UPDATE: On August 26, 2021, the United States Supreme Court struck down the CDC’s attempt to extend the eviction moratorium. So evictions will now go on.
As you have probably heard in the news, the federal prohibition on evictions of residential tenants expired on August 1, 2021. The Montana state prohibition expired last year for most evictions. So now evictions can move forward.
Many landlords are launching eviction cases right now. There will soon be a big bottleneck of these cases in the courts.
The stakes are high in these cases – but may not be high enough for landlords or tenants to hire attorneys. Many landlords have not been paid rent for over a year so these are not typical evictions over a few months’ rent; $10,000 to $20,000 is more like it, and that’s an amount worth fighting. However, with the costs of hiring attorneys to litigate these cases, it still won’t make economic sense for most landlords (or especially tenants) to hire attorneys.
Luckily for landlords and tenants, eviction cases are relatively simple so both sides can handle them pro se. (An exception is if a party, typically the landlord, is a corporation or LLC, in which case the entity must be represented by an attorney.)

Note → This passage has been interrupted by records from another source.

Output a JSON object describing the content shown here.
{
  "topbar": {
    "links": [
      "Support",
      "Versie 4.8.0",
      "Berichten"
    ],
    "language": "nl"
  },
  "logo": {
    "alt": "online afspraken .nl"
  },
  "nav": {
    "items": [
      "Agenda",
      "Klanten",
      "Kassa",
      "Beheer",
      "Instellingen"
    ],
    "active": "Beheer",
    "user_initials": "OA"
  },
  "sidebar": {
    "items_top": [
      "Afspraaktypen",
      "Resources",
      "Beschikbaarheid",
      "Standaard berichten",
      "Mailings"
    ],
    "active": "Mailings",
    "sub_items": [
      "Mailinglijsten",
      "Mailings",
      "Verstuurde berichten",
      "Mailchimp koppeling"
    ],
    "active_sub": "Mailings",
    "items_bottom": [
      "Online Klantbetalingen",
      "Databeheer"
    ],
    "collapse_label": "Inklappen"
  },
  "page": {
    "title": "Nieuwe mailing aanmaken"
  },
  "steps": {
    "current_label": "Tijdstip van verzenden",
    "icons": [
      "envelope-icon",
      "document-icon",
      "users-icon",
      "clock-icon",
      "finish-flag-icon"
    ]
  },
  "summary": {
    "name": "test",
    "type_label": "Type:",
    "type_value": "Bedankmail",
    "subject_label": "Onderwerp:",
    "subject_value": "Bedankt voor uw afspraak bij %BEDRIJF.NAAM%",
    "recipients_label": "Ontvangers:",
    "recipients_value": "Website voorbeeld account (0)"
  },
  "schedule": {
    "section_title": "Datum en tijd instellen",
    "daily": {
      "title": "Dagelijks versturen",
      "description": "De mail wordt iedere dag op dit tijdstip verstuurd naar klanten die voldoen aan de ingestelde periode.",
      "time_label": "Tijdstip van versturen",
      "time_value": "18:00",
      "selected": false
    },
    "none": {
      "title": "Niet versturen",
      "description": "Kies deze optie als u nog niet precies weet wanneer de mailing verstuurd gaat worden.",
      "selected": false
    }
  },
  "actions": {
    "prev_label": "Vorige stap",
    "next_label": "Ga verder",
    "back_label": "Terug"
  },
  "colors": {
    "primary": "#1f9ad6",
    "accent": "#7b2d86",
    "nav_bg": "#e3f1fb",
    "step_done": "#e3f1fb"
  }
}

Free how-to step-by-step resources abound on the litigation process for evictions. The Montana courts web site has a fantastic page on this topic, complete with a thorough overview of the process from both the landlord and tenant perspectives, and all the litigation forms either side will need. The Montana Department of Justice has a landlord-tenant web page with lots of resources, as does Legal FAQ. A landlord association has great web site on the process, complete with a flow chart of the process.
But this article is not about how to litigate an eviction case – it is about how and why not to.
What happens when there is a flood of court cases and the amounts at issue may not justify the parties hiring attorneys? Lots of cases where the parties don’t file the right papers, don’t properly serve people, and generally don’t handle the cases as smoothly as attorneys. This creates a mess for the litigants (and the courts). It’s especially bad for landlords who want to get the tenant out quickly so they can re-rent or sell the property. Is there a better way to handle these cases for all involved?
Here are all the reasons mediation is better than litigation. This is even more true in eviction cases for the reasons mentioned above.
Who’s going to do these mediations and how will they be paid for?
To aid parties of potentially limited means (both landlords who haven’t been paid in months and tenants) Montana Mediations is announcing its Eviction Mediation Project.
Montana Mediations will accept pro bono mediations in appropriate cases or “low bono” (reduced fee) mediations in other cases. This applies to Ravalli County mediations because Montana Mediations, based in Ravalli County, wants to be a good member of the local community. Montana Mediations will gladly accept mediations outside of Ravalli County, but they will be full-fee mediations (which are still far, far cheaper than litigation).
So if you’re a landlord, tenant, or attorney for either one, contact Montana Mediations and see if we can resolve your dispute for much, much less and much more quickly than litigation.